It’s been a long time coming, but 25 years after the EF 50mm f/1.8 II was launched Canon has replaced its ‘nifty fifty’ with the new EF 50mm f/1.8 STM. Michael Topham finds out if it represents a bargain at just £129
Canon EF 50mm f/1.8 STM – Test results
Studying our lab results and sample images meticulously revealed signs of softness in the centre at f/1.8. However, stop down to f/2.8 and you’ll quickly notice that the centre immediately starts to sharpen up. The edges of images are perceptibly soft from f/1.8-f/2.8, but by the time you stop the lens down to f/4 and f/5.6 corner sharpness improves. Users who want to find the sweet spot and achieve ultimate sharpness should use the lens between f/8 and f/11. Close the aperture to f/16 and f/22 and diffraction has the affect of softening images.
Shooting wide-open at the maximum aperture (f/1.8) results in strong vignetting at the corners and it’s a similar story at f/2 where you can’t fail to notice the dark corners at the edges of the frame. Stopping the lens down to f/2.8 sees the effect of vignetting reduce significantly, and although still present it’s not as obvious in real-world images. Setting the lens to f/4 and beyond sees the traces of vignetting vanish.
As to be expected from a fixed-focal-length standard lens, distortion is well handled.
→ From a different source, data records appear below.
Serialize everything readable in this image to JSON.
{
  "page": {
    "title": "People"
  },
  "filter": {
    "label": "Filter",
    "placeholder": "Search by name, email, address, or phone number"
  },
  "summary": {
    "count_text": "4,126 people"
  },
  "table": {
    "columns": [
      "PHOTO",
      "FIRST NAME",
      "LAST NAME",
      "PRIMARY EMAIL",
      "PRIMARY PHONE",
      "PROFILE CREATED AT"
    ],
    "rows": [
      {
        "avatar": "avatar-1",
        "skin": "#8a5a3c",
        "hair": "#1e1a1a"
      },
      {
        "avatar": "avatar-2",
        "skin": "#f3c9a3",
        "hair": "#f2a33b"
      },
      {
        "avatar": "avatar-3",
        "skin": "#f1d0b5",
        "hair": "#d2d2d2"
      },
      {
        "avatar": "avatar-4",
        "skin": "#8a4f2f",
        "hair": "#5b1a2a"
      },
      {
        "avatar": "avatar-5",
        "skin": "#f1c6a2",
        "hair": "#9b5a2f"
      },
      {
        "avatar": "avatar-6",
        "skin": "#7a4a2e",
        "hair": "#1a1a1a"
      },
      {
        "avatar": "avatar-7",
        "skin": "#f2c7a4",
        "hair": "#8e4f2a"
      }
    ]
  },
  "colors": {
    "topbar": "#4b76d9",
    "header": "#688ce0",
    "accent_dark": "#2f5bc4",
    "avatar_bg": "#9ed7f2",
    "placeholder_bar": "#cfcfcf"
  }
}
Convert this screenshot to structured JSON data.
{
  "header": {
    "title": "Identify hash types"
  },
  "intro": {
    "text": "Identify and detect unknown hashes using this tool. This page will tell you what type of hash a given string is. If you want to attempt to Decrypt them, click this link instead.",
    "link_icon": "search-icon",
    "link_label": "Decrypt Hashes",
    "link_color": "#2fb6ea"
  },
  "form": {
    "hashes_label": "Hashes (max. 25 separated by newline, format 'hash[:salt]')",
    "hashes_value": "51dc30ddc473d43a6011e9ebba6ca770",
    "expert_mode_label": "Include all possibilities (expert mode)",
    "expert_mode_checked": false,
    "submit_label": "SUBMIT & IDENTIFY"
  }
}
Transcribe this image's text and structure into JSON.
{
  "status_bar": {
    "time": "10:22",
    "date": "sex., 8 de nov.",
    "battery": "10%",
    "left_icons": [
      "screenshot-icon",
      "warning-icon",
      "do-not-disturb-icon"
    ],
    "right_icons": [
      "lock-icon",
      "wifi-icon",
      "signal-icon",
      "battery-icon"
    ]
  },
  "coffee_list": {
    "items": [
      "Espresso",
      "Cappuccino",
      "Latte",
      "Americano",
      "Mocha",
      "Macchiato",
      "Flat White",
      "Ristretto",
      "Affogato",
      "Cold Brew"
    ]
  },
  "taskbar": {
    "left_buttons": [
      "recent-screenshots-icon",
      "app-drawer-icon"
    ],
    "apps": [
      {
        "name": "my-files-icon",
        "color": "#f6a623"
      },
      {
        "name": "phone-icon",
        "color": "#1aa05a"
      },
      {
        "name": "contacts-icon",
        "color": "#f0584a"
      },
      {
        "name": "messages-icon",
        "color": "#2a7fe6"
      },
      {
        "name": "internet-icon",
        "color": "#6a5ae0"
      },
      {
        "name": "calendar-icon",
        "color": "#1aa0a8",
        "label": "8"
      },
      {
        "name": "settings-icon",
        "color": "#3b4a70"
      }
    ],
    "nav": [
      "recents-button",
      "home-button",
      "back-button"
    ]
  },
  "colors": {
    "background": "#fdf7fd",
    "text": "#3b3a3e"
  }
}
Our distortion chart did show a little barrelling towards the corners, but it’s by no means anything to be concerned about and you’ll struggle to observe it in real-world use.